DEAL WITH OUR UNCERTAINTY, TO BE
ABLE TO GROUND OURSELVES, TO
MANAGE OUR TRIGGERS.
THESE ARE WAYS IN WHICH THIS
HELPS US THEN REALLY BRIDGE THE
DIFFERENCES, ESPECIALLY WHEN IT
GETS HOT, MEANING WHEN WE
DISAGREE, WHEN SOMEONE SAYS "YOU
KNOW WHAT?
WHAT YOU DID REALLY HURT ME.
WHAT YOUR PEOPLE DID REALLY HURT
ME."
AND I CAN'T HOLD THAT AND I GET
REACTIVE AND DEFENSIVE, I'VE
JUST SHUT DOWN A POSSIBILITY FOR
A BRIDGE TO BE BUILT.
SO WE NEED THE EMOTIONAL TOOLS
AND THE POLITICAL TOOLS.
I'M NOT SAYING ANY BABIES NEED
TO BE THROWN OUT WITH
BATHWATERS.
I'M SAYING THAT THE POLITICS AND
THE WAY WE DID IT IS A BIT LIKE
IRON.
IT'S STRONG, BUT IRON ON ITS OWN
IS BRITTLE.
WE DON'T USE IT TO BUILD BRIDGES
ANYMORE.
BUT THE HYBRID IS, WHEN YOU TAKE
IRON AND MAKE A HYBRID, AN ALLOY
OF IT, AND STEEL IS MUCH MORE
RESILIENT...

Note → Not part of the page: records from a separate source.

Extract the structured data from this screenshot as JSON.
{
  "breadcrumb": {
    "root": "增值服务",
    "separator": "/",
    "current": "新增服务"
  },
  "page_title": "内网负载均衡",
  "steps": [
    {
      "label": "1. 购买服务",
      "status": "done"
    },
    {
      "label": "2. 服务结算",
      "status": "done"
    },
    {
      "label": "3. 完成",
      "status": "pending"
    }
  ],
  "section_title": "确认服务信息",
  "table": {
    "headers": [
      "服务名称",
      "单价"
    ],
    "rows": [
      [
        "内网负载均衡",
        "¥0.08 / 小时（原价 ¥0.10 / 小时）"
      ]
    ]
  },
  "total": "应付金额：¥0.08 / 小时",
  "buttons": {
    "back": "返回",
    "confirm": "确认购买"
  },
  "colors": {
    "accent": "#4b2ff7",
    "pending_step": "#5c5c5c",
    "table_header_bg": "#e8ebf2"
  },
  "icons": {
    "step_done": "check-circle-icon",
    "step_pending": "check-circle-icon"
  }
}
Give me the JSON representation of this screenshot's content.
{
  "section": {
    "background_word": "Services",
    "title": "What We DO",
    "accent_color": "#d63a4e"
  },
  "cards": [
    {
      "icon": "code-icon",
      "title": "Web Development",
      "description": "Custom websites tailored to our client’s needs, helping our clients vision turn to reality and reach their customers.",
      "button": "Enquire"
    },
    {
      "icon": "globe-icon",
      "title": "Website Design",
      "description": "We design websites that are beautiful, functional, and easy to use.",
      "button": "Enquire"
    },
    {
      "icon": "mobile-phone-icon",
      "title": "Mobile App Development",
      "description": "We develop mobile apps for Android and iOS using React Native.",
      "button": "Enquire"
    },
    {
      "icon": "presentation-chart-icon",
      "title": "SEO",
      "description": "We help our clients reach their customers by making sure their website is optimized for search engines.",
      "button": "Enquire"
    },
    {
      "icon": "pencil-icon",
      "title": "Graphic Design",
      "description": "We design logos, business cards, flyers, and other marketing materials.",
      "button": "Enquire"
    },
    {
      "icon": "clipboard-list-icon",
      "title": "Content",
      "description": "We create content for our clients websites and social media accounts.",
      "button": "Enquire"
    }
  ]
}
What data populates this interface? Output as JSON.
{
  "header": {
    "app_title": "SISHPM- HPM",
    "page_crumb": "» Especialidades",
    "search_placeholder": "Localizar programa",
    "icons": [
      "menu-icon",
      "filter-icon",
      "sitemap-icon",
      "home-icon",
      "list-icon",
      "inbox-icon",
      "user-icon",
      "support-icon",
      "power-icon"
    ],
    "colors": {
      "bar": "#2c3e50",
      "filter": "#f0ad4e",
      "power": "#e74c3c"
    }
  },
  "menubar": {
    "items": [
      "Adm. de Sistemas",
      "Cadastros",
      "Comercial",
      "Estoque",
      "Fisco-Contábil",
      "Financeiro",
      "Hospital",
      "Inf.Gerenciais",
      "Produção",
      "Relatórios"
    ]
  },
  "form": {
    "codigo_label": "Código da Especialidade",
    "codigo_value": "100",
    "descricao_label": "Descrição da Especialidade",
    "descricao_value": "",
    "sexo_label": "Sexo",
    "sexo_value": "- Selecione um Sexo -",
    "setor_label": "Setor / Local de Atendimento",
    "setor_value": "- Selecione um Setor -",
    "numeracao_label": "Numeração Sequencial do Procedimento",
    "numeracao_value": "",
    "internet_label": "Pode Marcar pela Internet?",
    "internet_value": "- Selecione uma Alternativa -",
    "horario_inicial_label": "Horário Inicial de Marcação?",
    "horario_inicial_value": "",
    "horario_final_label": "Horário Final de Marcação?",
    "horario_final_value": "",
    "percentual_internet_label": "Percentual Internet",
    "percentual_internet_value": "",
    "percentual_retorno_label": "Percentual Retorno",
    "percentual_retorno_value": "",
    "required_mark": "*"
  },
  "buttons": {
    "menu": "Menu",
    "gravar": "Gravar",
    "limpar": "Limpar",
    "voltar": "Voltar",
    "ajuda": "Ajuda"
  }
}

Nam says IT SOUNDS LIKE YOU'RE
SAYING TO KEEP THE CONVERSATION
GOING ALWAYS.

Shakil says WE HAVE TO KEEP THE
CONVERSATION GOING, ESPECIALLY
AT THIS TIME WHERE THE WORLD...
WE'RE AT A TIME OF
AUTHORITARIANS, WE'RE AT A TIME
OF DICTATORS, AND IT'S VERY EASY
TO GET POLARIZED INTO US AND
THEM, THE GOOD PEOPLE, THE BAD
PEOPLE, REPUBLICANS, DEMOCRATS,
CONSERVATIVES, NDP, LIBERALS,
WHATEVER IT MIGHT BE, AND WE
ACTUALLY NEED TO KEEP THE
CONVERSATION GOING. OTHERWISE,
DEMOCRACY ITSELF IS AT RISK.

The caption changes to "Producer: Meredith Martin, @MeredithMartin."

Nam says SHAKIL, THANK YOU SO MUCH FOR
BEING HERE TONIGHT AND FOR
SHARING YOUR INSIGHTS.
WE APPRECIATE YOUR TIME.

Shakil says IT'S GREAT BEING HERE, NAM.
THANK YOU.

Nam says THANK YOU.

Watch: The Hole in Racial Justice